A GNR Brasil representa toda a linha de DIFRATOMETROS da Gnr , empresa italiana com mais de 30 anos de especialização.
Oferecemos instalação, garantia e assistência técnica local para todos os equipamentos comercializados.
X-Ray Diffraction (XRD) is a non-destructive technique for the qualitative and quantitative analysis of the crystalline materials, in form of powder or solid.
GNR has developed, in cooperation with academic and industrial users, a set of technically advanced and flexible diffractometers able to satisfy different level of requirements and different operating budget.
GNR XRD Product Portfolio covers a huge range of applications for materials characterization and quality control of crystalline or non-crystalline materials such as powders, specimens, thin films or liquids
Basically XRD is obtained as the “reflection” of an X-ray beam from a family of parallel and equally spaced atomic planes, following the Bragg’s law: when a monochromatic X-ray beam with wavelength l is incident on lattice planes with an angle q, diffraction occurs if the path of rays reflected by successive planes (with distance d) is a multiple of the wavelength.
Qualitative analysis (phase analysis) can be done thanks to the comparison of the diffractogram obtained from the specimen with a huge number of patterns included in the official databases. Single phases and/or mixtures of phases can be analysed with the programs available today.
- Non-destructive technique for the qualitative and quantitative analysis of the crystalline materials.
Non destructive tecnique suitable for solids, liquids, powders and alloys
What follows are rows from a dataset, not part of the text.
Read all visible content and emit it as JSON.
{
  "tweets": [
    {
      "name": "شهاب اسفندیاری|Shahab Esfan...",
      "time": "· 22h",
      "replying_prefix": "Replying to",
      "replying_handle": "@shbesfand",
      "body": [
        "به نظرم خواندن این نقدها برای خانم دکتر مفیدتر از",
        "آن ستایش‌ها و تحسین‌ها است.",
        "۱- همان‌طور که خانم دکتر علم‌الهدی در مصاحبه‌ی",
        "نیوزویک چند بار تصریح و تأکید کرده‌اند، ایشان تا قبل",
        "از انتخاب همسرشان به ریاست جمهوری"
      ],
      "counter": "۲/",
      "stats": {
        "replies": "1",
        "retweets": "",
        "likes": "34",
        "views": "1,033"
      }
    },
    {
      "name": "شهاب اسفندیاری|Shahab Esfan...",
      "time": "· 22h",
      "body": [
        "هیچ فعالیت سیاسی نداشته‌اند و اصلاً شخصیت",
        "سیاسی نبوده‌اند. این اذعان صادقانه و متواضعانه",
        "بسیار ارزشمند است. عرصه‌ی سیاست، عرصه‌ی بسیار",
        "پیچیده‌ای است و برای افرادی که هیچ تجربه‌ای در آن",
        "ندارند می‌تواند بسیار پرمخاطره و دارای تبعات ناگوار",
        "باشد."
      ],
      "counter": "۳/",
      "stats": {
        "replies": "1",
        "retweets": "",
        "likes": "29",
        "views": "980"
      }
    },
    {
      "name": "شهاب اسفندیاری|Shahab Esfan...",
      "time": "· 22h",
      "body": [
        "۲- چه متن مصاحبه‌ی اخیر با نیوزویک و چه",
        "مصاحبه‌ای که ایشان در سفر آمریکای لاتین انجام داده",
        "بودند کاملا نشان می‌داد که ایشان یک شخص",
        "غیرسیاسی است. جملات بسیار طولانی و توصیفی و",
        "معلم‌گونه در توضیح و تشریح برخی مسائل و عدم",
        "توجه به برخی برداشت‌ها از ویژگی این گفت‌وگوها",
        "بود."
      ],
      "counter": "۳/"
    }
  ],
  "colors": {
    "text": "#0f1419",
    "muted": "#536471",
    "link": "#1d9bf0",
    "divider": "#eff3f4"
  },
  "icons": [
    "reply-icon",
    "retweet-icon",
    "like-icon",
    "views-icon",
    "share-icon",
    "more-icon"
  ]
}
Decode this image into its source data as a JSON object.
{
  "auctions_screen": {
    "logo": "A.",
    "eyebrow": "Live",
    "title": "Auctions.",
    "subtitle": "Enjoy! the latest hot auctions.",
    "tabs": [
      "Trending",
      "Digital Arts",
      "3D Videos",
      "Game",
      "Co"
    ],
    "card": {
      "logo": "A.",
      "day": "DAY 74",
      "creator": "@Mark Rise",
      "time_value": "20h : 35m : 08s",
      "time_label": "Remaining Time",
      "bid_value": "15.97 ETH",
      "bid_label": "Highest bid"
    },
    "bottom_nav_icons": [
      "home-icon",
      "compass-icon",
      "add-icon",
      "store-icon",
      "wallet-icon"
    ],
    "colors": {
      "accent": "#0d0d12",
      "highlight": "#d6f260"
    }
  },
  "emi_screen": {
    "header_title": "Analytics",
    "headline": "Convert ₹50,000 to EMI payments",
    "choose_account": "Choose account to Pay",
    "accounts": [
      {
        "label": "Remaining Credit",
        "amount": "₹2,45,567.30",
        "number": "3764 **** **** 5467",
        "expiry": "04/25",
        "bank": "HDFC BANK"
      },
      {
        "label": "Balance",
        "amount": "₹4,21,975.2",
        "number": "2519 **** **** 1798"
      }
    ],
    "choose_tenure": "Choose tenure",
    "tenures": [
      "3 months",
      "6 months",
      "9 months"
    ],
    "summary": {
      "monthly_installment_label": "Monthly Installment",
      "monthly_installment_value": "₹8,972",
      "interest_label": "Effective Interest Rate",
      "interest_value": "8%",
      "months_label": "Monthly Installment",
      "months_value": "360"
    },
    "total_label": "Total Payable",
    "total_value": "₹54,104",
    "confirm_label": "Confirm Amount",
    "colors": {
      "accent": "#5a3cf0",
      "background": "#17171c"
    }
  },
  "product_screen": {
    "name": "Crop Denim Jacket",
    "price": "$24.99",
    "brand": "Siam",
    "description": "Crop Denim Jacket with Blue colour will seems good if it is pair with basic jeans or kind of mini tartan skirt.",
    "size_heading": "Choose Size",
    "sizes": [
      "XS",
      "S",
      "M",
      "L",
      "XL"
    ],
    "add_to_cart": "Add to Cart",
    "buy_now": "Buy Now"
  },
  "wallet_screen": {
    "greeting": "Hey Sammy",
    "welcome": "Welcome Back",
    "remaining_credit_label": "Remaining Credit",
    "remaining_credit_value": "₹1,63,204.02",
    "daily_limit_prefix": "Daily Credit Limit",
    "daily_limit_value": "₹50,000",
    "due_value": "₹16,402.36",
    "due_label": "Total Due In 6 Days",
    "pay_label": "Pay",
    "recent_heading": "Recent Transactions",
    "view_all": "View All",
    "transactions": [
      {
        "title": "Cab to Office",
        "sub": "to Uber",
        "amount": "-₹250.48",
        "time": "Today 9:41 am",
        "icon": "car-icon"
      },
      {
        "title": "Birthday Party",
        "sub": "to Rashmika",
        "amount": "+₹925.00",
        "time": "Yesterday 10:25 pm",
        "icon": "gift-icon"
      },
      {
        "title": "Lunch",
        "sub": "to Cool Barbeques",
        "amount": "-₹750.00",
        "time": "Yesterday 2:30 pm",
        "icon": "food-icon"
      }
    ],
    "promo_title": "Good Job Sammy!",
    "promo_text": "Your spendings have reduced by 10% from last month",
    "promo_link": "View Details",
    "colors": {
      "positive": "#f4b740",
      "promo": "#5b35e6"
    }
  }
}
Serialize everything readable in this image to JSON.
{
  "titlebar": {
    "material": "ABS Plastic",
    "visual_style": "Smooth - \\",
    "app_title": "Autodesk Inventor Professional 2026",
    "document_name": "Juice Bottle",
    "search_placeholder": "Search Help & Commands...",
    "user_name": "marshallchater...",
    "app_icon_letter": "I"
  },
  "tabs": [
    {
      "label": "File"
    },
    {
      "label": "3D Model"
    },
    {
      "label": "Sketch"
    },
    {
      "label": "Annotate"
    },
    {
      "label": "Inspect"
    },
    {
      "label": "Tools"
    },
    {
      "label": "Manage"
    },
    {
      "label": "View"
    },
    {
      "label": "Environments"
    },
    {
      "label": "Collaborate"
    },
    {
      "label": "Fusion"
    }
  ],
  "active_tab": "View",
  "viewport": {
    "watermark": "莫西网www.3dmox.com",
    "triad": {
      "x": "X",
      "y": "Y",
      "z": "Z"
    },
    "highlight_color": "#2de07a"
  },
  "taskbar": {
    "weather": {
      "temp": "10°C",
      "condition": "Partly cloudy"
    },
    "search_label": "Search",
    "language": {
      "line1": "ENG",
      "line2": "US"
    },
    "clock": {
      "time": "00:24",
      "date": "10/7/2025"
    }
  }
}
TXRF is founded on the same principles of the EDXRF with, however, one significant difference. In contrast to EDXRF, where the primary beam strikes the sample at an angle of 45°, TXRF uses a glancing angle of a few milliradians.
Owing to this grazing incidence, the primary beam is totally reflected. By illuminating the sample with a beam that is being totally reflected, absorption of the beam in the supporting substrate is largely avoided and the associated scattering is greatly reduced. This also reduces the background noise substantially.
A further contribution to the reduction of the background noise is obtained by minimising the thickness of the sample. A small drop of the sample (5-100 microliters of the substance dissolved in an appropriate solvent) is placed on a silica carrier. On evaporation of the solvent a thin film, a few nanometers thick, remains.
In practice the greater part of the scattering normally arising from the sample and its matrix is eliminated. This is because matrix effect cannot build up within minute residues or thin layers of a sample. Besides its high detection power, simplified quantitative analysis is made possible by an internal standard.
The technique is generally non-destructive and its suitable for solids, liquids, powders and alloys.